Which media channels do you trust?
The news media is not particularly known for its sage advice about outdoor travel. They are, after all, "only journalists", or so it’s been said…
Perhaps we should place our trust in a backpacking magazine that claims to be the authority in backcountry travel. A reasonable enough assumption, I think.
This week, a Montana hunter died of hypothermia. He was on a day trek, got lost, and was forced to spend the night in the wilds. He did not survive because he was ill-prepared for cold conditions.
The article’s author, Scott McMillion, is smart. He’s done his time in the woods and is cautious about his reporting. It’s fair, accurate, and over the past 10 years of reading the Bozeman Chronicle, he has gained as much trust from me as any outdoor news writer anywhere. So when Scott gives advice, it’s usually sound.
But the best advice in this article came from what some may consider an unlikely source: the information officer, Kerry O’Connell, of the local sheriff’s office. Her advice for day hikers:
“Bring extra clothing, maps and firestarting material.”
Obvious enough, right? I mean, with extra clothing and firestarting material, you can survive the coldest night a Montana winter can throw at you.
Contrast this to the anonymously written Start Smart: Hiking Solo:
"Whether you’re an expert or a novice, going alone invites greater risk: help is not guaranteed. Decide what to bring–like a sleeping bag or bivy sack on a long dayhike–by weighing the consequences of not having it against the burden of carrying too much. Extra food, water, and a signaling device (a whistle, signal mirror, or cell phone) are musts." (emphasis mine)
"Musts?" If Gordon Longnecker of Billings could chime in, I think he’d have something to say about that.
O’Connell knows the "musts". Smart lady. And she probably didn’t even have an editor – or two – to review her comments.

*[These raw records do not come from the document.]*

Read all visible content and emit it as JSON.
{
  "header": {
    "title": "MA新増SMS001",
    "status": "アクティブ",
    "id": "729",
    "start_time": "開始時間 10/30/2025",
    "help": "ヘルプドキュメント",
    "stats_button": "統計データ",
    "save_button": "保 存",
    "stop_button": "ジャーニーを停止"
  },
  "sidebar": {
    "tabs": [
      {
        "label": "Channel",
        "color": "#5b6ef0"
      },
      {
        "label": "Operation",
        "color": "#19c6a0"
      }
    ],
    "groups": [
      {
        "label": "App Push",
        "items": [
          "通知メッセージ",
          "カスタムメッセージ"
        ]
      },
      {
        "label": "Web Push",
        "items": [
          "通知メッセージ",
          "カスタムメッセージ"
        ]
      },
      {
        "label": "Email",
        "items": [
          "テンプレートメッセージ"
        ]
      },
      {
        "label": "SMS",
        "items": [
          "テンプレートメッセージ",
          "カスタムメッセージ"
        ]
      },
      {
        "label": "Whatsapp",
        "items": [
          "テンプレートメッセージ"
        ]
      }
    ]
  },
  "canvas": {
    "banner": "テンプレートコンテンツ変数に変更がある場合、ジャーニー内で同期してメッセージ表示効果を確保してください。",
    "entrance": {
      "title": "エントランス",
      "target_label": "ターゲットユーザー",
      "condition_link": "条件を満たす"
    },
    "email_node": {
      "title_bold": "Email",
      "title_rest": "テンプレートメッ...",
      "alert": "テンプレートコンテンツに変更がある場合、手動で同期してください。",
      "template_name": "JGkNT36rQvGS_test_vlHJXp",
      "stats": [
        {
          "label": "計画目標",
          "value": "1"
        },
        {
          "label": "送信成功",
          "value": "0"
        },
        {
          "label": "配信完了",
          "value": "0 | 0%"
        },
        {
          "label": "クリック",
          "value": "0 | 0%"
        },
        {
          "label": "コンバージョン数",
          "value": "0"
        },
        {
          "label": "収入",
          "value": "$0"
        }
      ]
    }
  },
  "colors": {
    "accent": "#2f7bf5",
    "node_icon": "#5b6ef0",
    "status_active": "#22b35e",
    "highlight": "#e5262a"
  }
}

Need additional perspective on what might constitute a true "essential" for a winter day hike? Be sure to review the Winter Day Hiking Kit.